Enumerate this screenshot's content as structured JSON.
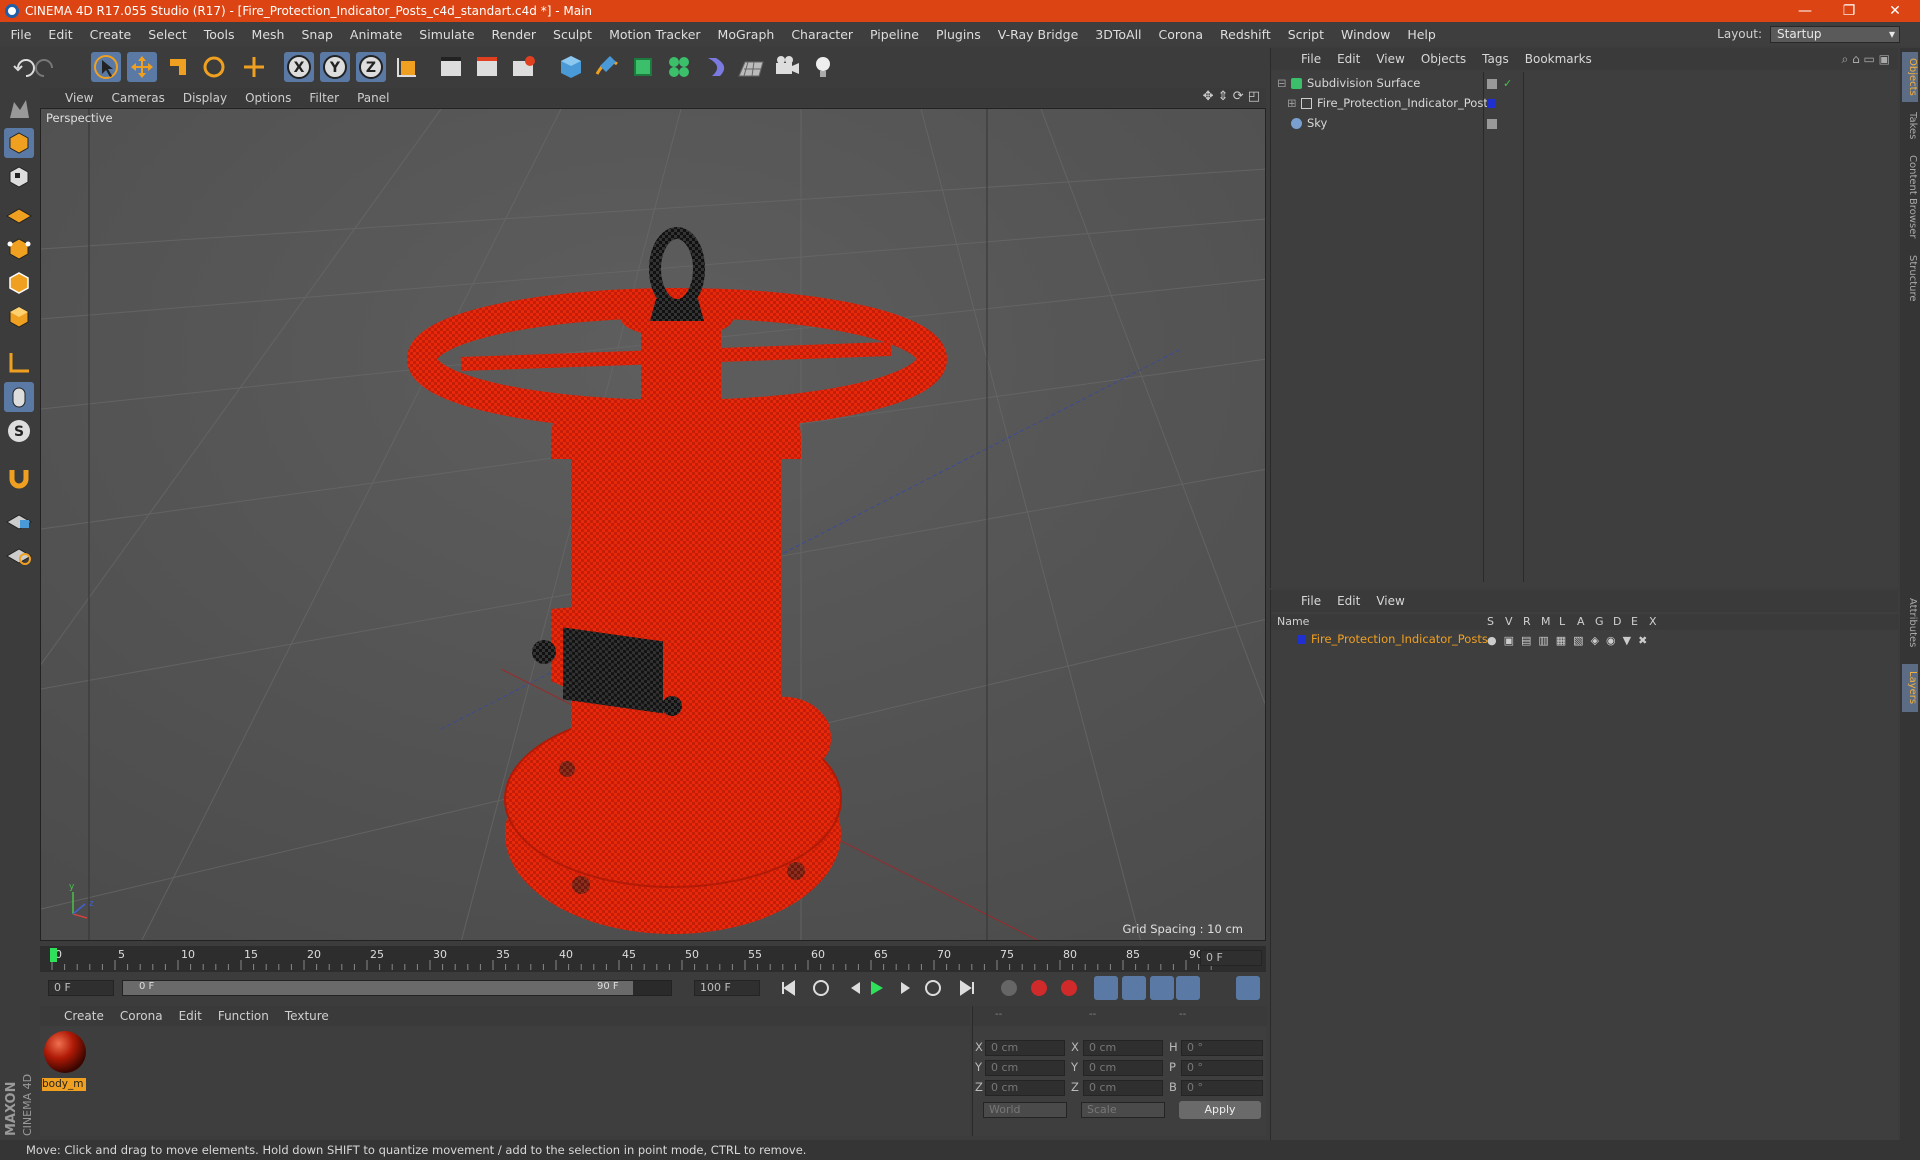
{
  "titlebar": {
    "title": "CINEMA 4D R17.055 Studio (R17) - [Fire_Protection_Indicator_Posts_c4d_standart.c4d *] - Main",
    "min": "—",
    "max": "❐",
    "close": "✕"
  },
  "menu": [
    "File",
    "Edit",
    "Create",
    "Select",
    "Tools",
    "Mesh",
    "Snap",
    "Animate",
    "Simulate",
    "Render",
    "Sculpt",
    "Motion Tracker",
    "MoGraph",
    "Character",
    "Pipeline",
    "Plugins",
    "V-Ray Bridge",
    "3DToAll",
    "Corona",
    "Redshift",
    "Script",
    "Window",
    "Help"
  ],
  "layout": {
    "label": "Layout:",
    "value": "Startup"
  },
  "viewport": {
    "menu": [
      "View",
      "Cameras",
      "Display",
      "Options",
      "Filter",
      "Panel"
    ],
    "label": "Perspective",
    "grid_spacing": "Grid Spacing : 10 cm"
  },
  "timeline": {
    "ticks": [
      "0",
      "5",
      "10",
      "15",
      "20",
      "25",
      "30",
      "35",
      "40",
      "45",
      "50",
      "55",
      "60",
      "65",
      "70",
      "75",
      "80",
      "85",
      "90"
    ],
    "current": "0 F",
    "start": "0 F",
    "range_start": "0 F",
    "range_end": "90 F",
    "end": "100 F"
  },
  "materials": {
    "menu": [
      "Create",
      "Corona",
      "Edit",
      "Function",
      "Texture"
    ],
    "items": [
      {
        "name": "body_m"
      }
    ]
  },
  "coords": {
    "header": [
      "--",
      "--",
      "--"
    ],
    "rows": [
      {
        "a": "X",
        "av": "0 cm",
        "b": "X",
        "bv": "0 cm",
        "c": "H",
        "cv": "0 °"
      },
      {
        "a": "Y",
        "av": "0 cm",
        "b": "Y",
        "bv": "0 cm",
        "c": "P",
        "cv": "0 °"
      },
      {
        "a": "Z",
        "av": "0 cm",
        "b": "Z",
        "bv": "0 cm",
        "c": "B",
        "cv": "0 °"
      }
    ],
    "world": "World",
    "scale": "Scale",
    "apply": "Apply"
  },
  "objects": {
    "menu": [
      "File",
      "Edit",
      "View",
      "Objects",
      "Tags",
      "Bookmarks"
    ],
    "items": [
      {
        "name": "Subdivision Surface"
      },
      {
        "name": "Fire_Protection_Indicator_Posts"
      },
      {
        "name": "Sky"
      }
    ]
  },
  "layers": {
    "menu": [
      "File",
      "Edit",
      "View"
    ],
    "header": {
      "name": "Name",
      "cols": [
        "S",
        "V",
        "R",
        "M",
        "L",
        "A",
        "G",
        "D",
        "E",
        "X"
      ]
    },
    "items": [
      {
        "name": "Fire_Protection_Indicator_Posts"
      }
    ]
  },
  "righttabs": [
    "Objects",
    "Takes",
    "Content Browser",
    "Structure",
    "Attributes",
    "Layers"
  ],
  "status": "Move: Click and drag to move elements. Hold down SHIFT to quantize movement / add to the selection in point mode, CTRL to remove.",
  "colors": {
    "title": "#dc4513",
    "accent": "#f0a020",
    "model": "#e0280c",
    "selected": "#5a7aa5"
  }
}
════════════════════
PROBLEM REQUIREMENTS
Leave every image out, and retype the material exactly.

SOLUTION
Enumerate this screenshot's content as structured JSON.
{
  "titlebar": {
    "title": "CINEMA 4D R17.055 Studio (R17) - [Fire_Protection_Indicator_Posts_c4d_standart.c4d *] - Main",
    "min": "—",
    "max": "❐",
    "close": "✕"
  },
  "menu": [
    "File",
    "Edit",
    "Create",
    "Select",
    "Tools",
    "Mesh",
    "Snap",
    "Animate",
    "Simulate",
    "Render",
    "Sculpt",
    "Motion Tracker",
    "MoGraph",
    "Character",
    "Pipeline",
    "Plugins",
    "V-Ray Bridge",
    "3DToAll",
    "Corona",
    "Redshift",
    "Script",
    "Window",
    "Help"
  ],
  "layout": {
    "label": "Layout:",
    "value": "Startup"
  },
  "viewport": {
    "menu": [
      "View",
      "Cameras",
      "Display",
      "Options",
      "Filter",
      "Panel"
    ],
    "label": "Perspective",
    "grid_spacing": "Grid Spacing : 10 cm"
  },
  "timeline": {
    "ticks": [
      "0",
      "5",
      "10",
      "15",
      "20",
      "25",
      "30",
      "35",
      "40",
      "45",
      "50",
      "55",
      "60",
      "65",
      "70",
      "75",
      "80",
      "85",
      "90"
    ],
    "current": "0 F",
    "start": "0 F",
    "range_start": "0 F",
    "range_end": "90 F",
    "end": "100 F"
  },
  "materials": {
    "menu": [
      "Create",
      "Corona",
      "Edit",
      "Function",
      "Texture"
    ],
    "items": [
      {
        "name": "body_m"
      }
    ]
  },
  "coords": {
    "header": [
      "--",
      "--",
      "--"
    ],
    "rows": [
      {
        "a": "X",
        "av": "0 cm",
        "b": "X",
        "bv": "0 cm",
        "c": "H",
        "cv": "0 °"
      },
      {
        "a": "Y",
        "av": "0 cm",
        "b": "Y",
        "bv": "0 cm",
        "c": "P",
        "cv": "0 °"
      },
      {
        "a": "Z",
        "av": "0 cm",
        "b": "Z",
        "bv": "0 cm",
        "c": "B",
        "cv": "0 °"
      }
    ],
    "world": "World",
    "scale": "Scale",
    "apply": "Apply"
  },
  "objects": {
    "menu": [
      "File",
      "Edit",
      "View",
      "Objects",
      "Tags",
      "Bookmarks"
    ],
    "items": [
      {
        "name": "Subdivision Surface"
      },
      {
        "name": "Fire_Protection_Indicator_Posts"
      },
      {
        "name": "Sky"
      }
    ]
  },
  "layers": {
    "menu": [
      "File",
      "Edit",
      "View"
    ],
    "header": {
      "name": "Name",
      "cols": [
        "S",
        "V",
        "R",
        "M",
        "L",
        "A",
        "G",
        "D",
        "E",
        "X"
      ]
    },
    "items": [
      {
        "name": "Fire_Protection_Indicator_Posts"
      }
    ]
  },
  "righttabs": [
    "Objects",
    "Takes",
    "Content Browser",
    "Structure",
    "Attributes",
    "Layers"
  ],
  "status": "Move: Click and drag to move elements. Hold down SHIFT to quantize movement / add to the selection in point mode, CTRL to remove.",
  "colors": {
    "title": "#dc4513",
    "accent": "#f0a020",
    "model": "#e0280c",
    "selected": "#5a7aa5"
  }
}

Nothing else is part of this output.